Bali has quickly become the second most popular destination in the world for 2023, and it’s easy to understand why. In one trip, you can visit ancient Hindu temples, snorkel in a Japanese shipwreck, and watch the sunrise from the top of a volcano.
One of the most surprising highlights of my trip was a drag show that I attended in Canggu at the Inklusiv Warung. The warung (the Indonesian word for restaurant) only hires local people, and many members of the waitstaff are deaf or hard of hearing. Throughout the drag show, the hosts taught Indonesian sign language, a tarot reader provided live readings, and local drag performers put on extravagant lip-syncing performances.
I left the performance feeling warm and hopeful.
For most of my trip, I wondered what influence I had on this beautiful culture as a Western tourist. Since Bali’s rise in popularity, locals have rightfully complained about how ‘bad tourism’ has negatively impacted everything from the traditional culture to the rising housing costs to the environment.
However, when I attended the drag show, I didn’t feel like a ‘bad tourist’ – I felt like a part of something bigger. By supporting a place like the Inklusiv Warung, I was supporting a mission to create more opportunities for members of marginalized communities.
Indonesia has a history of conservative attitudes, religion-based biases, and harsh anti-LGBTQIA+ legislation. As a result, the queer community in Indonesia has had a tougher time gaining representation, forming their own safe spaces, and living a normal life.
For a long time, Bali has been more open-minded to the LGBTQIA+ community than other parts of Indonesia. This has become even more true in recent years.
One of Bali’s top drag performers, Angelica Mabora, shares that the Bali drag scene largely exists because of visitors from overseas. She said, “In our country, there is still a lot of discrimination against gay people, but Bali is more open-minded because of tourism. We can do this in a way they can’t in other countries in the area.”
Angelica started her drag career at the Hulu Cafe, the first gay bar and first drag performance venue in Bali. She said that when she first started, “Sometimes people would scream and throw things at us on the street when they see that we are dressed up like this. But not as much anymore because it’s more modern.”
In recent years, the LGBTQIA+ and drag scene in Bali has continued to grow and evolve largely due to tourism. This change leads one to examine the way that we, Western tourists, impact our travel destinations. It is our responsibility to consider the ways that our money, culture, and presence catalyze cultural shifts. Even though mass Western immigration and tourism negatively impact cultures worldwide; it also creates a ripple effect of positive benefits.

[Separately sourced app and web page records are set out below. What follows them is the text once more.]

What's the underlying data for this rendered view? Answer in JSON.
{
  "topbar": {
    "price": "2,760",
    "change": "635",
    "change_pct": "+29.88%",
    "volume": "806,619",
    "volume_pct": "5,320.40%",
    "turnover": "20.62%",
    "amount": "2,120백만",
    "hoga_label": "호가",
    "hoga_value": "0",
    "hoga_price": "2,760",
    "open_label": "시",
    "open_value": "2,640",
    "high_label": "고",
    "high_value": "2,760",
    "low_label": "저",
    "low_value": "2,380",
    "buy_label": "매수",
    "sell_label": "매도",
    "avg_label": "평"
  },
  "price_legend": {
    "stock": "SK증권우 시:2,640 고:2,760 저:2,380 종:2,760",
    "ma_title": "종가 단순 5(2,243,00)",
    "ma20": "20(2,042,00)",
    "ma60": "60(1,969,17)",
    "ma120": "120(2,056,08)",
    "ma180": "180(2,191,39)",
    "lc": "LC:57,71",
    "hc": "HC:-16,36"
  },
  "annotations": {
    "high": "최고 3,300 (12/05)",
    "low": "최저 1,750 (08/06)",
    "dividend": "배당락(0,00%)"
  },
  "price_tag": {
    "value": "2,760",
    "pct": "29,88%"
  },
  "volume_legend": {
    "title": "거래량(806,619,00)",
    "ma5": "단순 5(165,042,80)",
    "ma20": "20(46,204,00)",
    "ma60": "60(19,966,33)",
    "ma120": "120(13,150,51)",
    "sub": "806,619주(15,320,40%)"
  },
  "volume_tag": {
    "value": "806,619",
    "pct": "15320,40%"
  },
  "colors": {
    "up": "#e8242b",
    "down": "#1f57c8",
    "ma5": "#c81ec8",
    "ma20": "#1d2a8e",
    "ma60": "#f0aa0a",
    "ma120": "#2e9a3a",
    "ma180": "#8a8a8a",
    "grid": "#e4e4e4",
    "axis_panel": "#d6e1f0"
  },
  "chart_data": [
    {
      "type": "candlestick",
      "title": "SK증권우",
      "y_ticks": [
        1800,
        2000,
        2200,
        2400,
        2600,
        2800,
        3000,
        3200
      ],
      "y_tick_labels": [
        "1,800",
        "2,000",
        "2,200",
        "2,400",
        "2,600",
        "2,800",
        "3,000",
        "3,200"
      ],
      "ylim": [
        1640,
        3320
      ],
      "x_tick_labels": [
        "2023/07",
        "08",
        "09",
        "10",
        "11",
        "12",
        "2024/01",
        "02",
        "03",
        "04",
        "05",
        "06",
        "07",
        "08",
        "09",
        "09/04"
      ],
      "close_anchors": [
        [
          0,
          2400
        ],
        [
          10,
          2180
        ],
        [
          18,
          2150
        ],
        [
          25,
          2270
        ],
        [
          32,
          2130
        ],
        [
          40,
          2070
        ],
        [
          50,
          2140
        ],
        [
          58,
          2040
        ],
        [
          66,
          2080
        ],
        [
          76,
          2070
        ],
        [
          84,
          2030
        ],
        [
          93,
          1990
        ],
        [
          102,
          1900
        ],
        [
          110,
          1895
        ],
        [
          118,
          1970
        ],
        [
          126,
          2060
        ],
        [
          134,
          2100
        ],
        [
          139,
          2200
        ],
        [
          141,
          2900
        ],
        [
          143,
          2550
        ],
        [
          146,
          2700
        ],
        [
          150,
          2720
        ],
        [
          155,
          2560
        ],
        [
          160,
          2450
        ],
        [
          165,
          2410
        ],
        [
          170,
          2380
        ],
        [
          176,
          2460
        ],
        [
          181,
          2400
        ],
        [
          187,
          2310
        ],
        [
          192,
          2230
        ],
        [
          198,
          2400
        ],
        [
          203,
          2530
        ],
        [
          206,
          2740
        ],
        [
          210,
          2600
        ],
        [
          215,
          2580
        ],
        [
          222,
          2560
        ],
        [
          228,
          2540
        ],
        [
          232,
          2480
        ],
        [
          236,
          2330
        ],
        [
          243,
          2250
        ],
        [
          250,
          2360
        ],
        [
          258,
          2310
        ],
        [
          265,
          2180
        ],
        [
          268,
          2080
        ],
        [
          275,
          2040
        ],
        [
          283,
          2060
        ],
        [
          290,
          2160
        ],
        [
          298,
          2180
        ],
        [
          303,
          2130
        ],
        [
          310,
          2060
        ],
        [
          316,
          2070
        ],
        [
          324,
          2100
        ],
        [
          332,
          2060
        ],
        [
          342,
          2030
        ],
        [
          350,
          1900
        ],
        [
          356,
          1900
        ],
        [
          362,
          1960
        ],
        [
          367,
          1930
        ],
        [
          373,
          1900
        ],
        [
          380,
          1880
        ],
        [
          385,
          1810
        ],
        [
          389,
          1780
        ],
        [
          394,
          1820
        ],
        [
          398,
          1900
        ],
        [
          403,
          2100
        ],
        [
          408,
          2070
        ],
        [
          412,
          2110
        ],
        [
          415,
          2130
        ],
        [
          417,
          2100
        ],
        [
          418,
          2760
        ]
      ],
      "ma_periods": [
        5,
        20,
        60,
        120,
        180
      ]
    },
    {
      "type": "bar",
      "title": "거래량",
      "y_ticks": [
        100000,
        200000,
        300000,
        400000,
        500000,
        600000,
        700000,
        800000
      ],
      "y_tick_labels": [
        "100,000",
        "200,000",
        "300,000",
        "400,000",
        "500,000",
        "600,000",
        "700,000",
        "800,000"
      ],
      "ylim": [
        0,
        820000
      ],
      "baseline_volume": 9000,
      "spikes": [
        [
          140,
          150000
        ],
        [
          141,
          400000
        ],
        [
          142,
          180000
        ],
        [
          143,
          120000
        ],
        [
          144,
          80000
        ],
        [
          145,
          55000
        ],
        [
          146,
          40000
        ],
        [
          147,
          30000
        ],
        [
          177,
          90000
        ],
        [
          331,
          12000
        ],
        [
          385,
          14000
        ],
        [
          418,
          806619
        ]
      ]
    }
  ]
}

There is still work to do when it comes to thoughtfully spreading a positive impact on the places we travel to, but supporting local, progressive institutions like the Inklusiv Warung feels like a good place to start.
As a queer traveler, it can be really meaningful and heart-warming to support local queer, inclusive spaces like the Inklusiv Warung. However, more than that, it’s fun! While attending the Inklusiv Warung’s drag show made me feel really happy about my impact, it was also just a really great night.
These local places give you a beautiful opportunity to connect with queer travelers and locals because you are likely to have so much in common. You can also expand your perceptions by exposing yourself to different interpretations of drag shows, gay bars, and/or other LGBTQIA+ spaces.
I can’t wait to see the way that drag culture continues to grow and evolve in Bali and other parts of Southeast Asia. While I will continue to support local queer establishments out of a place of thoughtfulness and altruism, it will also be because I love a good drag show and I can’t wait to attend more as I travel.